Your next iPhone could whimper like a tired puppy when its battery is close to empty, or get frantic when connected to 4G networks, if one of Apple's latest patent applications has its way. "Adjustable voice output based on device status" promises to adjust the voice output of various device status reports according to other factors, like sounding "more or less tired based on the battery level." It's not the only Apple patent app suggesting non-traditional communication, either; "Input devices and methods of operation" may be a dull title, but the application describes a new type of tactile feedback that could see buttons breathing on your fingers to guide them into place.
In the voice patent, Apple suggests that various button clicks or gestures could trigger different status reports. So, a double-press might get you battery status - voiced enthusiastically if you're near-full, or sounding tired if there's little charge left - while holding down the button could give you a read out of all the various statuses of the device.
As for the tactile feedback, that would use various pressure sensors and pneumatics to offer force-feedback both when you're actually touching the controls and when your finger is nearby them. It could also make certain keys harder or easier to press, or work in the reverse and adjust input according to how firmly you push the button. Apple reckons this system would be a good workaround in increasingly compact devices with minimal - or, for touch-based gadgets, non-existent - travel in their controls.

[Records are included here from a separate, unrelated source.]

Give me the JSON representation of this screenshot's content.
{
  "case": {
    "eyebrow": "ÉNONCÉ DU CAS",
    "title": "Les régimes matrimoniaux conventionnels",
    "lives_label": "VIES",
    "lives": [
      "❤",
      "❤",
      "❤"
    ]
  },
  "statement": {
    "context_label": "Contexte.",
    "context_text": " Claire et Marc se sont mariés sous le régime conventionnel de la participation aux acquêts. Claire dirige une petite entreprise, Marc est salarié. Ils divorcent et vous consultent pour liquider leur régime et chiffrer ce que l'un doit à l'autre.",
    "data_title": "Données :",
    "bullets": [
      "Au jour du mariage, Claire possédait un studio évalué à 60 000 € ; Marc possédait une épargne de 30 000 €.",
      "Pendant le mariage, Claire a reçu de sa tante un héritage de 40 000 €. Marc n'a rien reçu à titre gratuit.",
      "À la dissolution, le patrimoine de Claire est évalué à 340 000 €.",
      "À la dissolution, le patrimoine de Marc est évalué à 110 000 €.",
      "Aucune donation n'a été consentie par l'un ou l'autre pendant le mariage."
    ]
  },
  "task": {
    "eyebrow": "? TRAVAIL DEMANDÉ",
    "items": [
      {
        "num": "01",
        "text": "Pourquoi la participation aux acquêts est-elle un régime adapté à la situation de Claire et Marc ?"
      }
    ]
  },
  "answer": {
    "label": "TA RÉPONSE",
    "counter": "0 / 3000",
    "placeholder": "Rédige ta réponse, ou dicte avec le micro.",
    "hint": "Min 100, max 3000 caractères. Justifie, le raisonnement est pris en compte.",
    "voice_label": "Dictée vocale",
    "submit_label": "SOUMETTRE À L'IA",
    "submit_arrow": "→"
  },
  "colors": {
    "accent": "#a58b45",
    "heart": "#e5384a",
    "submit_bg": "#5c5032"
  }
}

Of course, there's no telling that either idea will make it to final products, but we can definitely see the voice output concept being integrated into VoiceOver, the system that reads out artist, track and playlist information on the iPod shuffle and nano.